Data Centre

Cloud

US credit repair biz damages own security: 111GB of personal info exposed in S3 blunder

Oh look, another AWS misconfiguration spillage

By Iain Thomson

25 SHARE

The National Credit Federation, a US credit repair biz, left 111GB of thousands of folks' highly sensitive personal details exposed to the public internet, according to security researchers.

In yet another AWS S3 configuration cockup, Americans' names, addresses, dates of birth, photos of driver licenses and social security cards, credit reports from Equifax, Experian, and TransUnion, detailed financial histories, and credit card and bank account numbers, were all left sitting out in the open for miscreants to find, it is claimed.

According to infosec biz Upguard this week, records on as many as forty thousand individuals seeking help with their credit scores were available for perusal on Amazon's cloud. The data store would have been a treasure trove for identity thieves and fraudsters, although there is no evidence information was lifted by miscreants.

Massive US military social media spying archive left wide open in AWS S3 buckets

READ MORE

"How many more buckets of this type, containing the most compromising personal and financial details imaginable, are out there, totally unsecured and awaiting discovery by the first bad guy to find them?" wondered Upguard's Dan O'Sullivan.

"The total lack of protection of these people’s data, the remarkably simple means held by any internet user to find and download the information, and the sensitivity of the information contained therein, speaks to the real challenges of fostering cyber resilience today.

"In order to ensure that the pandemic of cloud leaks and data exposures of this kind is arrested, enterprises must become serious about investing time and resources into full visibility and control of their systems."

A spokesperson for NCF was not available for comment.

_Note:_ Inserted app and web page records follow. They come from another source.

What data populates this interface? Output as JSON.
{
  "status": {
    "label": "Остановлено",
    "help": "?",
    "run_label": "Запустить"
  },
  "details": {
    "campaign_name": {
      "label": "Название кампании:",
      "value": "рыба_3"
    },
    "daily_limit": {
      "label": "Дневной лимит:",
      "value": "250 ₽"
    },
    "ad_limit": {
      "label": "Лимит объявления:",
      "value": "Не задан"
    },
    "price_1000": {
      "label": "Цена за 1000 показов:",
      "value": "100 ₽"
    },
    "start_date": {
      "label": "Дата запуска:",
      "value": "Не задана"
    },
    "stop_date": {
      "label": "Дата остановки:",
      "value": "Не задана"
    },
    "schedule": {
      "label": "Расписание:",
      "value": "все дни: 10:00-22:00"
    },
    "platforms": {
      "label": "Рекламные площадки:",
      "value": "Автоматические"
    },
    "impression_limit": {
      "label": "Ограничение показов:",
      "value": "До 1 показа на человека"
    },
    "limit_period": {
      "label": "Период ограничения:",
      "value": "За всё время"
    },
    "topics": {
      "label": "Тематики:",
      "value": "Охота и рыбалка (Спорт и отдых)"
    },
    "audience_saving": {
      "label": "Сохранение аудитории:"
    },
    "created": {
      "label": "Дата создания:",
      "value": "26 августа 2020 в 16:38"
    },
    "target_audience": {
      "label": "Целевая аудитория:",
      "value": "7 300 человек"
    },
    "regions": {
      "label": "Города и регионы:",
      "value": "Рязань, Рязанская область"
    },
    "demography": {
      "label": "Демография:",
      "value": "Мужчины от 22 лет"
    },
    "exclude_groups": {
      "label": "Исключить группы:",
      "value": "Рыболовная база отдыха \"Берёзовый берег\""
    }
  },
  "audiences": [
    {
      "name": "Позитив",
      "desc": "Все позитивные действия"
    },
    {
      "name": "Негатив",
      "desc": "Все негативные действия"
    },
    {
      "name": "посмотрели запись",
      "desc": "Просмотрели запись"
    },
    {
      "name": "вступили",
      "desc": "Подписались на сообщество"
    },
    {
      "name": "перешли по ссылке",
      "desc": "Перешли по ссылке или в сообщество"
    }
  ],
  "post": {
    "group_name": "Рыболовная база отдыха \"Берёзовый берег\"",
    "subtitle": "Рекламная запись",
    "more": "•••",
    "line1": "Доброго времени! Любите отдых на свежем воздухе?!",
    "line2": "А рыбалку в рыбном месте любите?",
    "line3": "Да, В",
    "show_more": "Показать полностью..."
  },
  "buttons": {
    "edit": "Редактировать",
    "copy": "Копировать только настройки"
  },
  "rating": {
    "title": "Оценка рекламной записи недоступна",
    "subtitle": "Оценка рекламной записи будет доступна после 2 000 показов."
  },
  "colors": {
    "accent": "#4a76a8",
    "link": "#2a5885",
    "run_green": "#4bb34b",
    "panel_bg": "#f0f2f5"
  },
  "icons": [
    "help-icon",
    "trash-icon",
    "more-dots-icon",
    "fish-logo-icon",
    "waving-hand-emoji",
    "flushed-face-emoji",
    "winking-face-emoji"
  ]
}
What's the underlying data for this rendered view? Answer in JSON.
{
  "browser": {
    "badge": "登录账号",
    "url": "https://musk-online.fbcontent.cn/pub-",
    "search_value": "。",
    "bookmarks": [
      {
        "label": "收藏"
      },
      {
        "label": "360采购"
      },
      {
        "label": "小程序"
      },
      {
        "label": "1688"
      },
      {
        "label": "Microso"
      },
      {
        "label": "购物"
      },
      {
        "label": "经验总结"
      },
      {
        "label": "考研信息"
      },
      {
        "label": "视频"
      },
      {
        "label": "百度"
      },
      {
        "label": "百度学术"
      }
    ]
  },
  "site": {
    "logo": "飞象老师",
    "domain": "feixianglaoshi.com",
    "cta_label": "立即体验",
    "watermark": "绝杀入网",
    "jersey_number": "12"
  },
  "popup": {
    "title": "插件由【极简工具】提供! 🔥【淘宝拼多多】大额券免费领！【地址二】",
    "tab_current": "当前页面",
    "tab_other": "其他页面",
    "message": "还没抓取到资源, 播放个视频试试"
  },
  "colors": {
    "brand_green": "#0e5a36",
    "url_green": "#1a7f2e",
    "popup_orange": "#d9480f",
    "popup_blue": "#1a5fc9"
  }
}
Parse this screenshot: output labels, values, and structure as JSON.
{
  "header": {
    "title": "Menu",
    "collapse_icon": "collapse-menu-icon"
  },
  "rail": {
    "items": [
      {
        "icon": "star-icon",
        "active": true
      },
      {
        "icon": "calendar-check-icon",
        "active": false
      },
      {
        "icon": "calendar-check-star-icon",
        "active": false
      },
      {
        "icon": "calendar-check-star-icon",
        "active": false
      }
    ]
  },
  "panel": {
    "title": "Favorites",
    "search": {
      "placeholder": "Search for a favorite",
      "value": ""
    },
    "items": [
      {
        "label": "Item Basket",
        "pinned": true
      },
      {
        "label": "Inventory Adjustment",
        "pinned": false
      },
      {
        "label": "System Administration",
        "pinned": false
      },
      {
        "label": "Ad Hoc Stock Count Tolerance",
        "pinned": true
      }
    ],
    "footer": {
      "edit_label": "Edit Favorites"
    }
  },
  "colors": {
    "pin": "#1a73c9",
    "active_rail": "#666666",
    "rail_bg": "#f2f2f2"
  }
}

The storage silo was secured and hidden from public after Upguard raised the alarm in October, apparently. Amazon took some steps in November to automatically warn AWS customers when they accidentally configure S3 buckets to be public. ®

Sign up to our NewsletterGet IT in your inbox daily

25 Comments

More from The Register

Amazon: For every dollar of op. profit going into Bezos' pockets, 73 cents came from AWS

It's pretty much a cloud provider with a gift shop on the side

Amazon, ditch us? But they can't do without us – Oracle

Battle of database rivals fuelled by reports marketplace monster is flying off Big Red

Whoa, AWS, don't slip off your cloudy perch. Google and Microsoft are coming up to help

While Alibaba dips a tentative toe in the challenger pool

Spooked Cisco chief phoned AWS, asked: You're not making a switch, are you?

Switchzilla's share price dipped following rumor of direct rivalry

Verizon commits to AWS after buying and selling its own cloud

Can anyone catch the big three (plus Oracle and IBM?)

New AWS auto-scaler started life as private show for Netflix

Amazon’s own auto-scaler now available for third-party apps

KVM? Us? Amazon erases new hypervisor from AWS EC2 FAQ

We've fro-Xen page to preserve evidence of NVMe servers and Xen's stay of execution

Accounting software biz Intuit flogging bit barn to throw its lot in with AWS

Most of their core apps were already in the cloud anyway